In silence, he became immersed in the landscape created by the artist. Snippets of conversation discussing brush strokes, composition and use of colour drifted by unnoticed as he studied the painted figure. Suspended mid-flight over the rippling stream, the royal fairy demanded attention from her subjects hidden in the trees and grass. Her large iridescent wings shone in the moonlight. A dragonfly fluttered in the corner, materialising from the bull rushes gently swaying in an unseen breeze. It zipped across to the other side of the canvas before disappearing into the distance. People glanced at the picture, but no one commented before walking away to the next piece. Robert glanced at the woman who smiled, and her age slipped away as he saw the woman she was in her youth in her sparkling eyes.

“They look but they do not see” she murmured.

Instinctively, he reached for his phone. No one would believe this unless he videoed it. It could go viral. She grasped his hand and shook her head. He put it back in his pocket and sat down. Together they watched a bird fly from the tree to the Queen’s unfurled hand to peck seeds before flying back. He ignored his vibrating phone as time flew by.
The visitor numbers decreased as it darkened outside until it was only the odd couple sitting on the bench. The loud footsteps of the curator echoed in the cavernous room as he warned them the gallery was closing in 15 minutes. They nodded and watched him walk away.

The woman stood and approached the canvas. Robert’s mouth dropped open as the Queen bent down and reached her hand for frail lady to grasp. The hands met: reality and paint blended until there were two people on the canvas. Alone he wiped away a tear as he watched the magic fade.
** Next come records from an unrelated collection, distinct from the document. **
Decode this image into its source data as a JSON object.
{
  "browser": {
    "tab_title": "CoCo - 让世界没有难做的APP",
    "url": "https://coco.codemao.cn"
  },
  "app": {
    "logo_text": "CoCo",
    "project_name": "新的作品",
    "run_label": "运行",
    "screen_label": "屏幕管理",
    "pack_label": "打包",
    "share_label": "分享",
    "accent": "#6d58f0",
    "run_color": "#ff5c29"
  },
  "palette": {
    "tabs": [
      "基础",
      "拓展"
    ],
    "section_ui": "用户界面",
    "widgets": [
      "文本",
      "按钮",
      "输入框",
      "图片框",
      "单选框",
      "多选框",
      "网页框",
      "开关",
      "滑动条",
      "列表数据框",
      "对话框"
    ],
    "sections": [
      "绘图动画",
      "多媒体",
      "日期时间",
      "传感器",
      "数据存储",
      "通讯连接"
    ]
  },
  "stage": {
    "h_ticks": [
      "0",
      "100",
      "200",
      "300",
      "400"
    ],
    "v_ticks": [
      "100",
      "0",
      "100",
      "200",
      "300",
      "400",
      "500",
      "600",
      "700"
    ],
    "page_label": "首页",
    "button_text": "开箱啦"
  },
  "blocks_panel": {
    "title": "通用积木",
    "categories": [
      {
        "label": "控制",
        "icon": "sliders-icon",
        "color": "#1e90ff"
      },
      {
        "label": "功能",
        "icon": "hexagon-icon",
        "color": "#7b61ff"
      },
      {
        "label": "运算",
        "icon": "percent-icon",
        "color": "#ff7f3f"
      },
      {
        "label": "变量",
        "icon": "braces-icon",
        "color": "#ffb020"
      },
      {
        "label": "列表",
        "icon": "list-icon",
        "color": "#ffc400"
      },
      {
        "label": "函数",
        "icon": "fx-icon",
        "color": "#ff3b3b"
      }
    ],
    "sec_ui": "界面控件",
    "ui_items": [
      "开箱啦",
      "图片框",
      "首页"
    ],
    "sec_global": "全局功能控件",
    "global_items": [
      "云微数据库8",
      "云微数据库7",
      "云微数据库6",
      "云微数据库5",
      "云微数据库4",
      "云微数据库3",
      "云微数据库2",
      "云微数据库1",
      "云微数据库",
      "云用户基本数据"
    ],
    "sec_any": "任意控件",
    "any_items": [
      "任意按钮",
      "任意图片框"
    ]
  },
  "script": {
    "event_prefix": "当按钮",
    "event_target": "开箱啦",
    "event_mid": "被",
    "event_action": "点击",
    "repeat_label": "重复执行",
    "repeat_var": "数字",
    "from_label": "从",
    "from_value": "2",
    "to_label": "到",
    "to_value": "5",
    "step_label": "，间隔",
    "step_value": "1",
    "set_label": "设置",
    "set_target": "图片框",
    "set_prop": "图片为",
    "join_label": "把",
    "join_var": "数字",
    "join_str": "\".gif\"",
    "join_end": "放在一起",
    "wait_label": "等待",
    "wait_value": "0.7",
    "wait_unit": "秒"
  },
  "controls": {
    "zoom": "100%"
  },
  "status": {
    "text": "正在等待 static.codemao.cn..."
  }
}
He stepped closer, touched the old lady’s hand, the wrinkles had smoothed, and she looked younger. A smile formed on her face and her fingers wrapped round his.
The investigation into the disappearance of Robert Jones and Gladys Stone arrived at no conclusion with only the abandoned skateboard and bag on the bench connecting the two strangers. No one saw the two additional figures walking in the trees.

Happy writing!